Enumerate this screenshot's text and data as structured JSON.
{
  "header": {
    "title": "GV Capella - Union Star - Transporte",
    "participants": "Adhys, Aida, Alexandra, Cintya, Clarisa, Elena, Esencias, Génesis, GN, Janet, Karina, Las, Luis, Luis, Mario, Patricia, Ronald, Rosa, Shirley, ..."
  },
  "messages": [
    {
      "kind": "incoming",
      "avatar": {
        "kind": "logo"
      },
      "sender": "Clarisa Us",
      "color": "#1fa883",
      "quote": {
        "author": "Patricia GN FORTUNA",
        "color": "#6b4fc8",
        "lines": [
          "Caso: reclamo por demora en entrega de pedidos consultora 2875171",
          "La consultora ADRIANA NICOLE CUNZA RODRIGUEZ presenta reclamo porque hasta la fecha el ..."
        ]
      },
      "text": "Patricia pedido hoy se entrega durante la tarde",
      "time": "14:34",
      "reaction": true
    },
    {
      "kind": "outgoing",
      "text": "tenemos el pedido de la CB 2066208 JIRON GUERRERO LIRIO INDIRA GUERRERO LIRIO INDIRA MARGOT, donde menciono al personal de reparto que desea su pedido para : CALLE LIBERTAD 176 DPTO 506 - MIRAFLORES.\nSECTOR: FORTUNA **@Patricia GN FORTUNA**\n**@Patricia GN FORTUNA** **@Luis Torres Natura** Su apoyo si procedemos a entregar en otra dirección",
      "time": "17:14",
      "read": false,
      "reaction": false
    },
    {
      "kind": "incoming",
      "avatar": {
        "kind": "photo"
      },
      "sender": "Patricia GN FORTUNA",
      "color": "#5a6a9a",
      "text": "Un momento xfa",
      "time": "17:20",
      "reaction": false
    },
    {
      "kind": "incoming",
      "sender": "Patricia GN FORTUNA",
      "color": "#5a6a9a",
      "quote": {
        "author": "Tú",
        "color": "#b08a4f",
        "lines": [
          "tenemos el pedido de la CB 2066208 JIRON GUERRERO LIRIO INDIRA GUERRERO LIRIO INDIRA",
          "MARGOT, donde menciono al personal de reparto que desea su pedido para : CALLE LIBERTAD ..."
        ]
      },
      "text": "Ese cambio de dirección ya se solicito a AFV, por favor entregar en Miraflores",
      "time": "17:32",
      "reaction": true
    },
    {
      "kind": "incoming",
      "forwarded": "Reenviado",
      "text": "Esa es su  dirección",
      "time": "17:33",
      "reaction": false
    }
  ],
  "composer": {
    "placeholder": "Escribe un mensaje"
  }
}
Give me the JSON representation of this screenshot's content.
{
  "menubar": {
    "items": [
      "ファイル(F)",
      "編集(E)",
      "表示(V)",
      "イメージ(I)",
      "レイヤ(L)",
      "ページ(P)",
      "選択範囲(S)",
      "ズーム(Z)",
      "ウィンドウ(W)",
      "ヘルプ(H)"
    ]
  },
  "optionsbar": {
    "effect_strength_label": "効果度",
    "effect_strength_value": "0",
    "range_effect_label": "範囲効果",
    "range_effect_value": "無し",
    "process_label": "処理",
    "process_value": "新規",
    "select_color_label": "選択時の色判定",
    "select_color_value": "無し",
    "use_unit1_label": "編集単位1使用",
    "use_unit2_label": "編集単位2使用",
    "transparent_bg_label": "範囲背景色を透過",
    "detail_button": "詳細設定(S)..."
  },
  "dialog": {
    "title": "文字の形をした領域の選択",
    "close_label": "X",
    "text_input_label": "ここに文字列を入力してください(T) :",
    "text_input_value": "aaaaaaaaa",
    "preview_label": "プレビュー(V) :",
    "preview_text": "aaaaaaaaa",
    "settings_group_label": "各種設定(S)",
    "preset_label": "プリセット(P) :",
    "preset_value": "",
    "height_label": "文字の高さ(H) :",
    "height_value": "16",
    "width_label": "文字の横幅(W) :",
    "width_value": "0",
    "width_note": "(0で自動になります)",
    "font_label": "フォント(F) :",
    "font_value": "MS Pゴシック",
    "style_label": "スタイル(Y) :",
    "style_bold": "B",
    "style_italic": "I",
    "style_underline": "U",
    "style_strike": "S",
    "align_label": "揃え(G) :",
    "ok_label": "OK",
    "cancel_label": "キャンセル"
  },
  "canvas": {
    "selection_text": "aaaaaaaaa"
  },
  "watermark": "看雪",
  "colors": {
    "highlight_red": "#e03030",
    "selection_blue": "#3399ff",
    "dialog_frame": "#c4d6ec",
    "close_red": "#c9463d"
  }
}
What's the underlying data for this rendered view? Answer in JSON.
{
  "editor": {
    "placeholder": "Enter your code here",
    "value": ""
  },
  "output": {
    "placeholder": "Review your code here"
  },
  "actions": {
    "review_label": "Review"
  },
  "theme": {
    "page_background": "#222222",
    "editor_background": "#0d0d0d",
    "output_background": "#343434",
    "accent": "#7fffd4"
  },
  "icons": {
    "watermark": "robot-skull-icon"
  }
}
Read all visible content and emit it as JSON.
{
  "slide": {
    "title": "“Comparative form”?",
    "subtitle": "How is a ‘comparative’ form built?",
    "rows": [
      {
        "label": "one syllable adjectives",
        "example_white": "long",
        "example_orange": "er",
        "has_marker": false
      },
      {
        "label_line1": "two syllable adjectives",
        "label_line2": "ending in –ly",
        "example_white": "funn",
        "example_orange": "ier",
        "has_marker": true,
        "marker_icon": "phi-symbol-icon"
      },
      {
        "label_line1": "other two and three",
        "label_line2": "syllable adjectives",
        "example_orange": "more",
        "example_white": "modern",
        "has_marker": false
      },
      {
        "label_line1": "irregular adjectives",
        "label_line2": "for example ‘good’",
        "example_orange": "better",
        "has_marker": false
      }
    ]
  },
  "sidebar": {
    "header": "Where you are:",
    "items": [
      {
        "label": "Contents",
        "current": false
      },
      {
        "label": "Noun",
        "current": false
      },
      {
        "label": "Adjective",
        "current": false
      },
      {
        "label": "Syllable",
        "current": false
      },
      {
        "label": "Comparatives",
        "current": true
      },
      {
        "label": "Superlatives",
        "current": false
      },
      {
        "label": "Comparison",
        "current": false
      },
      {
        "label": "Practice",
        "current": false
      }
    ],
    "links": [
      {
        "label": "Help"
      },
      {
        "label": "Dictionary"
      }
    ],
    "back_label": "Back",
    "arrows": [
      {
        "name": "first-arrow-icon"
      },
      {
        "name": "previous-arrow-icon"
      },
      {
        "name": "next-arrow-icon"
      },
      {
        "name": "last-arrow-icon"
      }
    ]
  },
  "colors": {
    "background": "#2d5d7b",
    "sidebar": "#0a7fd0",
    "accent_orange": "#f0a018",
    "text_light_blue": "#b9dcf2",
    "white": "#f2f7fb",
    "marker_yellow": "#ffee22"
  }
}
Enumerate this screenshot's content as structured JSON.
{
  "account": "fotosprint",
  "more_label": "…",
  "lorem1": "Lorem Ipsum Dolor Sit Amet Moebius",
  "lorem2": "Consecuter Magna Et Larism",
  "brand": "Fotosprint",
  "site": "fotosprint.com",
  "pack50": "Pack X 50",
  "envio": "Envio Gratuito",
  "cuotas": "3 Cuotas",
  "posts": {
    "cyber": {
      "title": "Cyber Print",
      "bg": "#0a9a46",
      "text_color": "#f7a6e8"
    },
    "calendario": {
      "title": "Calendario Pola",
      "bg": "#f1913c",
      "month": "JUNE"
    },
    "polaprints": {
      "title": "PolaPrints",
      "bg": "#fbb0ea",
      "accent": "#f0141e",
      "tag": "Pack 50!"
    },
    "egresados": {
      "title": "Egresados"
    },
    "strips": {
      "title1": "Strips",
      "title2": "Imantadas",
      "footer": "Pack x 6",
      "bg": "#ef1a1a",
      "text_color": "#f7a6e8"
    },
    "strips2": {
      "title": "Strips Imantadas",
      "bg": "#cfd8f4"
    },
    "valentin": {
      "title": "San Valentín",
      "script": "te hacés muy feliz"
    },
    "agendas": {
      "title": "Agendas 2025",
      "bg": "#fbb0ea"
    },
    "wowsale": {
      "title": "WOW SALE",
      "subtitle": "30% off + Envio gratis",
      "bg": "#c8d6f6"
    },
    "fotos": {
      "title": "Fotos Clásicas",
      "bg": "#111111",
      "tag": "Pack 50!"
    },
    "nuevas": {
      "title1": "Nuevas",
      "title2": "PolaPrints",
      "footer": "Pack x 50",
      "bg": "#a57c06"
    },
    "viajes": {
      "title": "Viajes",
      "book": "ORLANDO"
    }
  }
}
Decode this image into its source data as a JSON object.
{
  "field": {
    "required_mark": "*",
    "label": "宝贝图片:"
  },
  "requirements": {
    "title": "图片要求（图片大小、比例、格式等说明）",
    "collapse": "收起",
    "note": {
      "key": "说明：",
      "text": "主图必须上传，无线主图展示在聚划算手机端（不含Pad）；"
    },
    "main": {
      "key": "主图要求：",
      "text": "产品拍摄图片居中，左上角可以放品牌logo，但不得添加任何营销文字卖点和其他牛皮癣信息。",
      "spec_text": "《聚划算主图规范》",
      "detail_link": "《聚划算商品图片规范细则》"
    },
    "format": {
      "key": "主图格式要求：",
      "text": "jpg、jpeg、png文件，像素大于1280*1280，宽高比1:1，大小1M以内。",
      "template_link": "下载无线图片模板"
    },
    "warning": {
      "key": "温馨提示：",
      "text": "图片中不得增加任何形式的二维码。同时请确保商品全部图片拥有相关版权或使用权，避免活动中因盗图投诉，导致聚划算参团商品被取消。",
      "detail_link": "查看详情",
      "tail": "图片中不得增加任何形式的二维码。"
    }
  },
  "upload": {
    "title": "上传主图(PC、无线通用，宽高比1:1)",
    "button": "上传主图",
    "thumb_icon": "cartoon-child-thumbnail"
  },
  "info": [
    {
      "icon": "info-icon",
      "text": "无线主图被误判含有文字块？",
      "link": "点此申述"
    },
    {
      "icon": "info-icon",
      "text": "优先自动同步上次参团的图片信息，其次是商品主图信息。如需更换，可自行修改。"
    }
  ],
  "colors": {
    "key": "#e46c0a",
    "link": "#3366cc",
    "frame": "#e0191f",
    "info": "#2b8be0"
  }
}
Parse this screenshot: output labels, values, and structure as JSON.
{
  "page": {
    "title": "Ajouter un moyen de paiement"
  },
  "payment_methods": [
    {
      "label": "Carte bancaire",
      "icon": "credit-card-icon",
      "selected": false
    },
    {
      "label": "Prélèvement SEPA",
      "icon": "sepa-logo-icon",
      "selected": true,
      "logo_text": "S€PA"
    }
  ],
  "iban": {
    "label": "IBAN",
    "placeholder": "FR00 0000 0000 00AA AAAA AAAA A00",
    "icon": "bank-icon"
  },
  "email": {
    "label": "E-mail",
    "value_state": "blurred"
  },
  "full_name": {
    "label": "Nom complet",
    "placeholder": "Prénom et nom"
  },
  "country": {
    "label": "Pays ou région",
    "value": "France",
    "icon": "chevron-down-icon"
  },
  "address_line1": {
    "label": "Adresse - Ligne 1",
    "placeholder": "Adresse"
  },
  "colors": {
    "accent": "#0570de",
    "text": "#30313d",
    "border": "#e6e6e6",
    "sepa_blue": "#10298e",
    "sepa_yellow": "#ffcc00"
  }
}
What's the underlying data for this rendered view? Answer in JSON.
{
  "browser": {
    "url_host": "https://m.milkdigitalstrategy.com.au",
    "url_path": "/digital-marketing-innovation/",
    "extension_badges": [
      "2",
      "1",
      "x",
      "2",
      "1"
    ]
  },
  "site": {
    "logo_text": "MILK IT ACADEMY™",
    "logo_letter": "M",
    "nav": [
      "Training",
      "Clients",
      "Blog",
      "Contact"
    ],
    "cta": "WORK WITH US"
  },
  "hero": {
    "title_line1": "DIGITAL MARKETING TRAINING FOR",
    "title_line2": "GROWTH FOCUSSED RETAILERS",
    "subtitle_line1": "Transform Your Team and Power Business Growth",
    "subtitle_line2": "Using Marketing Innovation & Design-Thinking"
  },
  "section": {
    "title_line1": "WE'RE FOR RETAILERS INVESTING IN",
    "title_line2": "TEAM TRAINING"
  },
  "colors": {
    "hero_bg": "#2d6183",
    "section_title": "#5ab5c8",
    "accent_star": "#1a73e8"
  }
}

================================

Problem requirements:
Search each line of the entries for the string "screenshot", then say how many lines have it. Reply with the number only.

Reply to the task:
4